Aim of the exercise — Within the lines below, find those that hold the string "expect" and copy each one.

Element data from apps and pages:
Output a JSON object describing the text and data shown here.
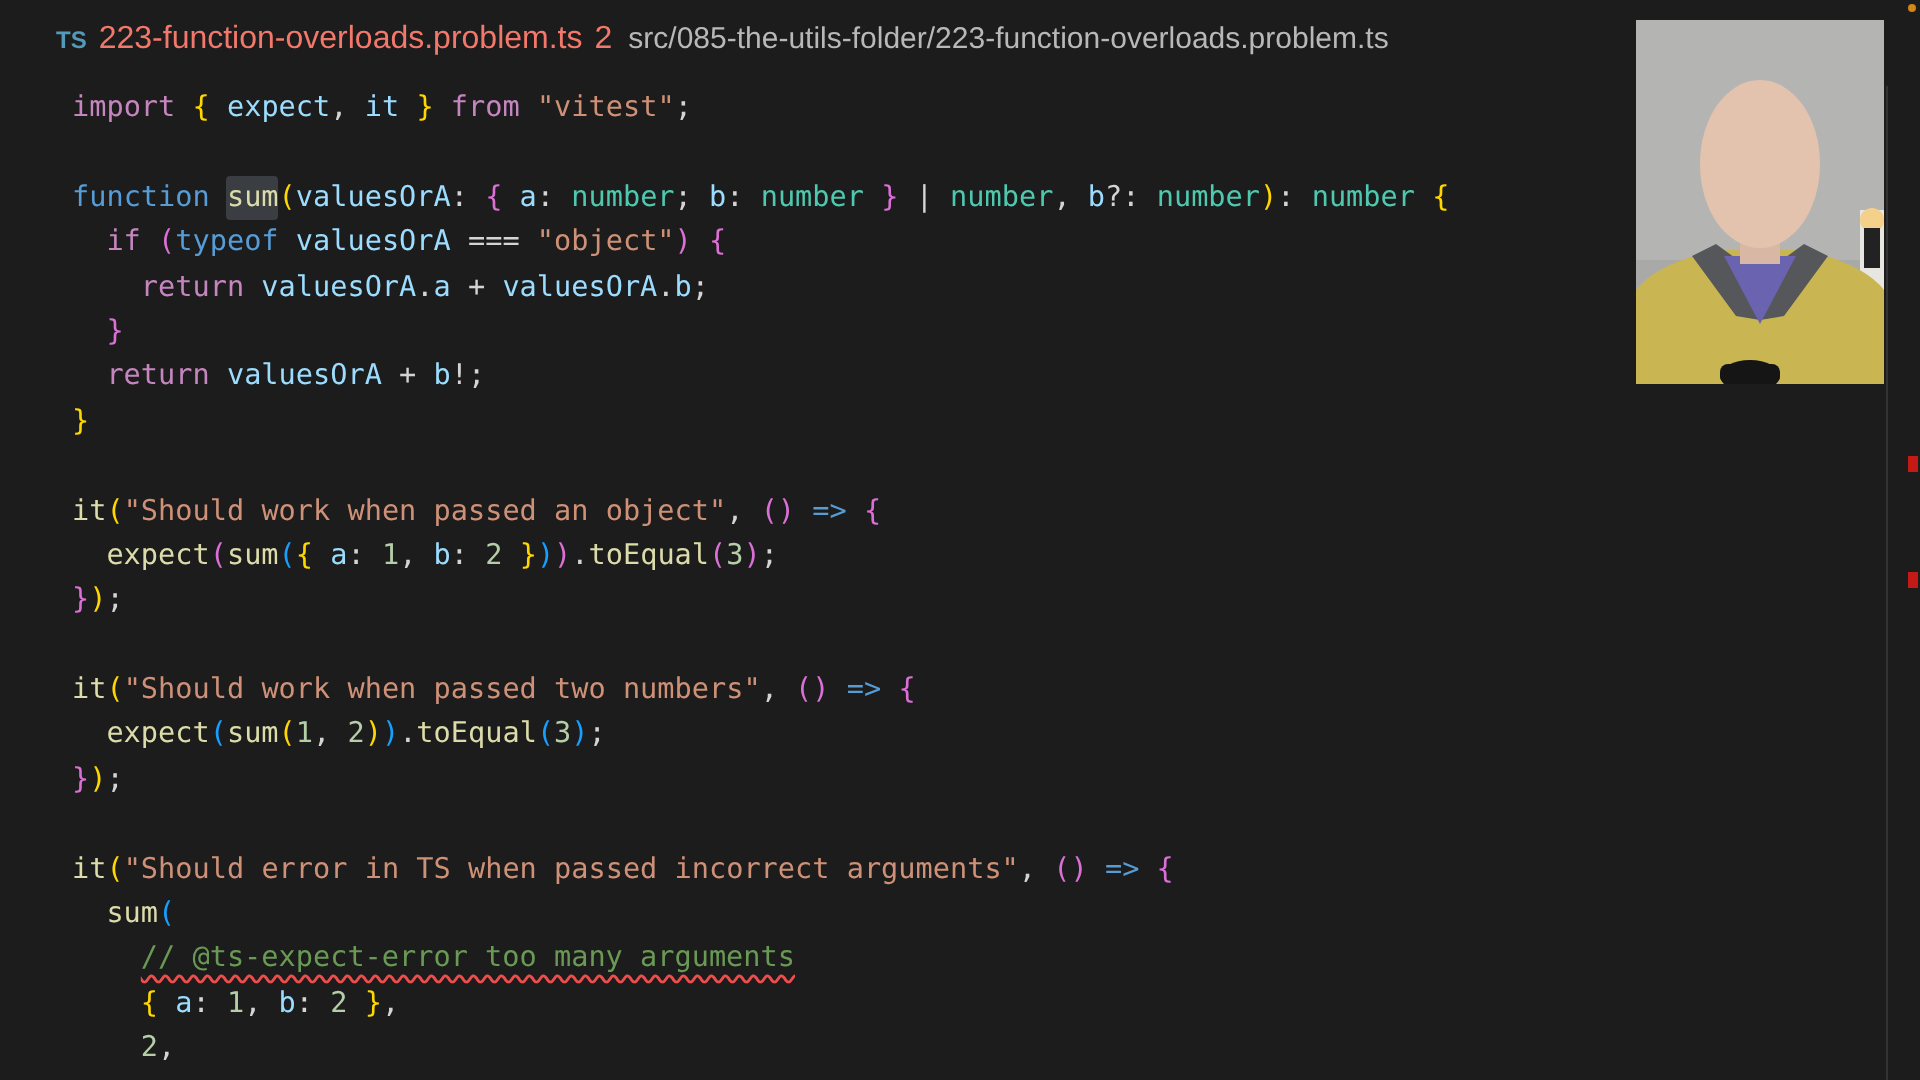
{
  "breadcrumb": {
    "file_icon": "TS",
    "file_name": "223-function-overloads.problem.ts",
    "problem_count": "2",
    "path": "src/085-the-utils-folder/223-function-overloads.problem.ts"
  },
  "code_blocks": [
    {
      "lines": [
        {
          "tokens": [
            {
              "kind": "keyword",
              "text": "import "
            },
            {
              "kind": "bracket1",
              "text": "{"
            },
            {
              "kind": "variable",
              "text": " expect"
            },
            {
              "kind": "punct",
              "text": ", "
            },
            {
              "kind": "variable",
              "text": "it "
            },
            {
              "kind": "bracket1",
              "text": "}"
            },
            {
              "kind": "keyword",
              "text": " from "
            },
            {
              "kind": "string",
              "text": "\"vitest\""
            },
            {
              "kind": "punct",
              "text": ";"
            }
          ]
        }
      ]
    },
    {
      "lines": [
        {
          "tokens": [
            {
              "kind": "storage",
              "text": "function "
            },
            {
              "kind": "function",
              "text": "sum",
              "highlighted": true
            },
            {
              "kind": "bracket1",
              "text": "("
            },
            {
              "kind": "variable",
              "text": "valuesOrA"
            },
            {
              "kind": "punct",
              "text": ": "
            },
            {
              "kind": "bracket2",
              "text": "{"
            },
            {
              "kind": "variable",
              "text": " a"
            },
            {
              "kind": "punct",
              "text": ": "
            },
            {
              "kind": "type",
              "text": "number"
            },
            {
              "kind": "punct",
              "text": "; "
            },
            {
              "kind": "variable",
              "text": "b"
            },
            {
              "kind": "punct",
              "text": ": "
            },
            {
              "kind": "type",
              "text": "number "
            },
            {
              "kind": "bracket2",
              "text": "}"
            },
            {
              "kind": "punct",
              "text": " | "
            },
            {
              "kind": "type",
              "text": "number"
            },
            {
              "kind": "punct",
              "text": ", "
            },
            {
              "kind": "variable",
              "text": "b"
            },
            {
              "kind": "punct",
              "text": "?: "
            },
            {
              "kind": "type",
              "text": "number"
            },
            {
              "kind": "bracket1",
              "text": ")"
            },
            {
              "kind": "punct",
              "text": ": "
            },
            {
              "kind": "type",
              "text": "number "
            },
            {
              "kind": "bracket1",
              "text": "{"
            }
          ],
          "children": [
            {
              "tokens": [
                {
                  "kind": "keyword",
                  "text": "if "
                },
                {
                  "kind": "bracket2",
                  "text": "("
                },
                {
                  "kind": "storage",
                  "text": "typeof "
                },
                {
                  "kind": "variable",
                  "text": "valuesOrA "
                },
                {
                  "kind": "punct",
                  "text": "=== "
                },
                {
                  "kind": "string",
                  "text": "\"object\""
                },
                {
                  "kind": "bracket2",
                  "text": ")"
                },
                {
                  "kind": "bracket2",
                  "text": " {"
                }
              ],
              "children": [
                {
                  "tokens": [
                    {
                      "kind": "keyword",
                      "text": "return "
                    },
                    {
                      "kind": "variable",
                      "text": "valuesOrA"
                    },
                    {
                      "kind": "punct",
                      "text": "."
                    },
                    {
                      "kind": "variable",
                      "text": "a"
                    },
                    {
                      "kind": "punct",
                      "text": " + "
                    },
                    {
                      "kind": "variable",
                      "text": "valuesOrA"
                    },
                    {
                      "kind": "punct",
                      "text": "."
                    },
                    {
                      "kind": "variable",
                      "text": "b"
                    },
                    {
                      "kind": "punct",
                      "text": ";"
                    }
                  ]
                }
              ]
            },
            {
              "tokens": [
                {
                  "kind": "bracket2",
                  "text": "}"
                }
              ]
            },
            {
              "tokens": [
                {
                  "kind": "keyword",
                  "text": "return "
                },
                {
                  "kind": "variable",
                  "text": "valuesOrA"
                },
                {
                  "kind": "punct",
                  "text": " + "
                },
                {
                  "kind": "variable",
                  "text": "b"
                },
                {
                  "kind": "punct",
                  "text": "!;"
                }
              ]
            }
          ]
        },
        {
          "tokens": [
            {
              "kind": "bracket1",
              "text": "}"
            }
          ]
        }
      ]
    },
    {
      "lines": [
        {
          "tokens": [
            {
              "kind": "function",
              "text": "it"
            },
            {
              "kind": "bracket1",
              "text": "("
            },
            {
              "kind": "string",
              "text": "\"Should work when passed an object\""
            },
            {
              "kind": "punct",
              "text": ", "
            },
            {
              "kind": "bracket2",
              "text": "()"
            },
            {
              "kind": "storage",
              "text": " => "
            },
            {
              "kind": "bracket2",
              "text": "{"
            }
          ],
          "children": [
            {
              "tokens": [
                {
                  "kind": "function",
                  "text": "expect"
                },
                {
                  "kind": "bracket2",
                  "text": "("
                },
                {
                  "kind": "function",
                  "text": "sum"
                },
                {
                  "kind": "bracket3",
                  "text": "("
                },
                {
                  "kind": "bracket1",
                  "text": "{"
                },
                {
                  "kind": "variable",
                  "text": " a"
                },
                {
                  "kind": "punct",
                  "text": ": "
                },
                {
                  "kind": "number",
                  "text": "1"
                },
                {
                  "kind": "punct",
                  "text": ", "
                },
                {
                  "kind": "variable",
                  "text": "b"
                },
                {
                  "kind": "punct",
                  "text": ": "
                },
                {
                  "kind": "number",
                  "text": "2 "
                },
                {
                  "kind": "bracket1",
                  "text": "}"
                },
                {
                  "kind": "bracket3",
                  "text": ")"
                },
                {
                  "kind": "bracket2",
                  "text": ")"
                },
                {
                  "kind": "punct",
                  "text": "."
                },
                {
                  "kind": "function",
                  "text": "toEqual"
                },
                {
                  "kind": "bracket2",
                  "text": "("
                },
                {
                  "kind": "number",
                  "text": "3"
                },
                {
                  "kind": "bracket2",
                  "text": ")"
                },
                {
                  "kind": "punct",
                  "text": ";"
                }
              ]
            }
          ]
        },
        {
          "tokens": [
            {
              "kind": "bracket2",
              "text": "}"
            },
            {
              "kind": "bracket1",
              "text": ")"
            },
            {
              "kind": "punct",
              "text": ";"
            }
          ]
        }
      ]
    },
    {
      "lines": [
        {
          "tokens": [
            {
              "kind": "function",
              "text": "it"
            },
            {
              "kind": "bracket1",
              "text": "("
            },
            {
              "kind": "string",
              "text": "\"Should work when passed two numbers\""
            },
            {
              "kind": "punct",
              "text": ", "
            },
            {
              "kind": "bracket2",
              "text": "()"
            },
            {
              "kind": "storage",
              "text": " => "
            },
            {
              "kind": "bracket2",
              "text": "{"
            }
          ],
          "children": [
            {
              "tokens": [
                {
                  "kind": "function",
                  "text": "expect"
                },
                {
                  "kind": "bracket3",
                  "text": "("
                },
                {
                  "kind": "function",
                  "text": "sum"
                },
                {
                  "kind": "bracket1",
                  "text": "("
                },
                {
                  "kind": "number",
                  "text": "1"
                },
                {
                  "kind": "punct",
                  "text": ", "
                },
                {
                  "kind": "number",
                  "text": "2"
                },
                {
                  "kind": "bracket1",
                  "text": ")"
                },
                {
                  "kind": "bracket3",
                  "text": ")"
                },
                {
                  "kind": "punct",
                  "text": "."
                },
                {
                  "kind": "function",
                  "text": "toEqual"
                },
                {
                  "kind": "bracket3",
                  "text": "("
                },
                {
                  "kind": "number",
                  "text": "3"
                },
                {
                  "kind": "bracket3",
                  "text": ")"
                },
                {
                  "kind": "punct",
                  "text": ";"
                }
              ]
            }
          ]
        },
        {
          "tokens": [
            {
              "kind": "bracket2",
              "text": "}"
            },
            {
              "kind": "bracket1",
              "text": ")"
            },
            {
              "kind": "punct",
              "text": ";"
            }
          ]
        }
      ]
    },
    {
      "lines": [
        {
          "tokens": [
            {
              "kind": "function",
              "text": "it"
            },
            {
              "kind": "bracket1",
              "text": "("
            },
            {
              "kind": "string",
              "text": "\"Should error in TS when passed incorrect arguments\""
            },
            {
              "kind": "punct",
              "text": ", "
            },
            {
              "kind": "bracket2",
              "text": "()"
            },
            {
              "kind": "storage",
              "text": " => "
            },
            {
              "kind": "bracket2",
              "text": "{"
            }
          ],
          "children": [
            {
              "tokens": [
                {
                  "kind": "function",
                  "text": "sum"
                },
                {
                  "kind": "bracket3",
                  "text": "("
                }
              ],
              "children": [
                {
                  "tokens": [
                    {
                      "kind": "comment",
                      "text": "// @ts-expect-error too many arguments",
                      "error": true
                    }
                  ]
                },
                {
                  "tokens": [
                    {
                      "kind": "bracket1",
                      "text": "{"
                    },
                    {
                      "kind": "variable",
                      "text": " a"
                    },
                    {
                      "kind": "punct",
                      "text": ": "
                    },
                    {
                      "kind": "number",
                      "text": "1"
                    },
                    {
                      "kind": "punct",
                      "text": ", "
                    },
                    {
                      "kind": "variable",
                      "text": "b"
                    },
                    {
                      "kind": "punct",
                      "text": ": "
                    },
                    {
                      "kind": "number",
                      "text": "2 "
                    },
                    {
                      "kind": "bracket1",
                      "text": "}"
                    },
                    {
                      "kind": "punct",
                      "text": ","
                    }
                  ]
                },
                {
                  "tokens": [
                    {
                      "kind": "number",
                      "text": "2"
                    },
                    {
                      "kind": "punct",
                      "text": ","
                    }
                  ]
                }
              ]
            }
          ]
        }
      ]
    }
  ]
}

Reply to the exercise —
              "text": " expect"
                  "text": "expect"
                  "text": "expect"
                      "text": "// @ts-expect-error too many arguments",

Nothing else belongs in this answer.